BRIEF: Scan the material for the word "Search" and return every matching line.

EXTRACTED MATERIAL:
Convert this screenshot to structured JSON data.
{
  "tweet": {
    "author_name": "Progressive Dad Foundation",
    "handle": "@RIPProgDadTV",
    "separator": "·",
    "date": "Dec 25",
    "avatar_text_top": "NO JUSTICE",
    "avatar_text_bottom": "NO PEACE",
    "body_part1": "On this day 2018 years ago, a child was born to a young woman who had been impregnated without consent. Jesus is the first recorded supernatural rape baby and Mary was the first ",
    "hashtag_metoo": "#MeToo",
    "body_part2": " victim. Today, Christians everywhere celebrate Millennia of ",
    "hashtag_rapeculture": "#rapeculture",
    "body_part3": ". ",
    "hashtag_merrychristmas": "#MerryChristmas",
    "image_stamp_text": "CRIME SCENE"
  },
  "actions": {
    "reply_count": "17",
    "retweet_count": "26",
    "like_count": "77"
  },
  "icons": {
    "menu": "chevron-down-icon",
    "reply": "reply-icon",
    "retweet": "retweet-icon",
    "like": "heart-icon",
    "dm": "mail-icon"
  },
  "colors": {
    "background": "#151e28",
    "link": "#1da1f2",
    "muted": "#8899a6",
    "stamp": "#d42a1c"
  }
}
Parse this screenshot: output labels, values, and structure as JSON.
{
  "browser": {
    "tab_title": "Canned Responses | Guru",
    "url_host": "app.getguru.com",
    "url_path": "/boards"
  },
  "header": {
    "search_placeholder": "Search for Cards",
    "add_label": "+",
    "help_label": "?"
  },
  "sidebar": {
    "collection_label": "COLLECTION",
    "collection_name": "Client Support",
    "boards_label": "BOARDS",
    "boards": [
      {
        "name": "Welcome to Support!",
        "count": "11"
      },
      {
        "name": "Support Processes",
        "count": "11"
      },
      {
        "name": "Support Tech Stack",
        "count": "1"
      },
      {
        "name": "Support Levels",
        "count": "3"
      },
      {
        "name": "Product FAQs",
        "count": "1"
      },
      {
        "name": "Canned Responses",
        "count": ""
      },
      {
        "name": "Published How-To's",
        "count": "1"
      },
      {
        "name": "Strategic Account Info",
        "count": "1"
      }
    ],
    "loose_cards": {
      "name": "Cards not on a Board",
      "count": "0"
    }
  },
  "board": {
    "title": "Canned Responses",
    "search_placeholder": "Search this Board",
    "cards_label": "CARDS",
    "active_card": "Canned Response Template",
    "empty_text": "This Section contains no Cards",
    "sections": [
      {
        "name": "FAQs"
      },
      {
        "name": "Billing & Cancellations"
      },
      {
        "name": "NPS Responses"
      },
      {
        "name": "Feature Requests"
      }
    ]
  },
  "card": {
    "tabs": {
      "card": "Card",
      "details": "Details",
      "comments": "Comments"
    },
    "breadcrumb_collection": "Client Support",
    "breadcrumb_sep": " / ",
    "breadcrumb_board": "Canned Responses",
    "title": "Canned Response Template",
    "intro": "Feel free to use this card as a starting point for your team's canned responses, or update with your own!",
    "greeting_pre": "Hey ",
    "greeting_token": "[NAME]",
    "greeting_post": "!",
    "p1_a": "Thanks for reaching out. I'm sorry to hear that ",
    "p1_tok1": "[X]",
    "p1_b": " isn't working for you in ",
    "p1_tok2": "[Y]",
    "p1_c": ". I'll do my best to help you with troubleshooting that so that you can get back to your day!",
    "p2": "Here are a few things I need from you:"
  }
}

SOLUTION:
    "search_placeholder": "Search for Cards",
    "search_placeholder": "Search this Board",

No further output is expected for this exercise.